_Exercise description_
Below are entries to return in full. Keep each one exact.
* * *
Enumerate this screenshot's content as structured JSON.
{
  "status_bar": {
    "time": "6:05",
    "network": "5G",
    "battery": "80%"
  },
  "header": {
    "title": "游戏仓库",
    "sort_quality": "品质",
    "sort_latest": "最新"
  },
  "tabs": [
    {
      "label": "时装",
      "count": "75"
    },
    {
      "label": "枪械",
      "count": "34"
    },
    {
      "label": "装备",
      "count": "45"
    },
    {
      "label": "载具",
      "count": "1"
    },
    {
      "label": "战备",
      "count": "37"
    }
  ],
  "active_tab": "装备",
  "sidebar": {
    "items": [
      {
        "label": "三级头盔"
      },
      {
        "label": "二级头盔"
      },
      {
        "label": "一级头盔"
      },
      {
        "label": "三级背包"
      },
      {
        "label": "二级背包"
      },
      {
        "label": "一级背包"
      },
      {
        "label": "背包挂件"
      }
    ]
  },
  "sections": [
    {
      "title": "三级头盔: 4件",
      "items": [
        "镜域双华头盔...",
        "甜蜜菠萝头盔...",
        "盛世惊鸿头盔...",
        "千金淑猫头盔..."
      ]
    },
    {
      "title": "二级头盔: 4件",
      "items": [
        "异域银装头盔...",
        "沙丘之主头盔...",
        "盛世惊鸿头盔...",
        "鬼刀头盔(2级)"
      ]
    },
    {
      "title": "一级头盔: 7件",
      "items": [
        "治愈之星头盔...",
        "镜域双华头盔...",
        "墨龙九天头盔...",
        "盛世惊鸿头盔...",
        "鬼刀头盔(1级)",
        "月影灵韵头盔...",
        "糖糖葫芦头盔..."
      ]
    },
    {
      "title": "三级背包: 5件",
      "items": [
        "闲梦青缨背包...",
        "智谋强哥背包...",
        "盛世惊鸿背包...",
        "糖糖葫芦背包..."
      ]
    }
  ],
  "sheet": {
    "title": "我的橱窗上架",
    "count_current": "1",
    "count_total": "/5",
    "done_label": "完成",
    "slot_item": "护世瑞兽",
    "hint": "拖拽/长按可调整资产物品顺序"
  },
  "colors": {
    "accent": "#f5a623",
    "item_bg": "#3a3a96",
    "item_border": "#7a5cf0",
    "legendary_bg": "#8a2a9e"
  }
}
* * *
_Task output_
Enumerate this screenshot's content as structured JSON.
{
  "status_bar": {
    "time": "6:05",
    "network": "5G",
    "battery": "80%"
  },
  "header": {
    "title": "游戏仓库",
    "sort_quality": "品质",
    "sort_latest": "最新"
  },
  "tabs": [
    {
      "label": "时装",
      "count": "75"
    },
    {
      "label": "枪械",
      "count": "34"
    },
    {
      "label": "装备",
      "count": "45"
    },
    {
      "label": "载具",
      "count": "1"
    },
    {
      "label": "战备",
      "count": "37"
    }
  ],
  "active_tab": "装备",
  "sidebar": {
    "items": [
      {
        "label": "三级头盔"
      },
      {
        "label": "二级头盔"
      },
      {
        "label": "一级头盔"
      },
      {
        "label": "三级背包"
      },
      {
        "label": "二级背包"
      },
      {
        "label": "一级背包"
      },
      {
        "label": "背包挂件"
      }
    ]
  },
  "sections": [
    {
      "title": "三级头盔: 4件",
      "items": [
        "镜域双华头盔...",
        "甜蜜菠萝头盔...",
        "盛世惊鸿头盔...",
        "千金淑猫头盔..."
      ]
    },
    {
      "title": "二级头盔: 4件",
      "items": [
        "异域银装头盔...",
        "沙丘之主头盔...",
        "盛世惊鸿头盔...",
        "鬼刀头盔(2级)"
      ]
    },
    {
      "title": "一级头盔: 7件",
      "items": [
        "治愈之星头盔...",
        "镜域双华头盔...",
        "墨龙九天头盔...",
        "盛世惊鸿头盔...",
        "鬼刀头盔(1级)",
        "月影灵韵头盔...",
        "糖糖葫芦头盔..."
      ]
    },
    {
      "title": "三级背包: 5件",
      "items": [
        "闲梦青缨背包...",
        "智谋强哥背包...",
        "盛世惊鸿背包...",
        "糖糖葫芦背包..."
      ]
    }
  ],
  "sheet": {
    "title": "我的橱窗上架",
    "count_current": "1",
    "count_total": "/5",
    "done_label": "完成",
    "slot_item": "护世瑞兽",
    "hint": "拖拽/长按可调整资产物品顺序"
  },
  "colors": {
    "accent": "#f5a623",
    "item_bg": "#3a3a96",
    "item_border": "#7a5cf0",
    "legendary_bg": "#8a2a9e"
  }
}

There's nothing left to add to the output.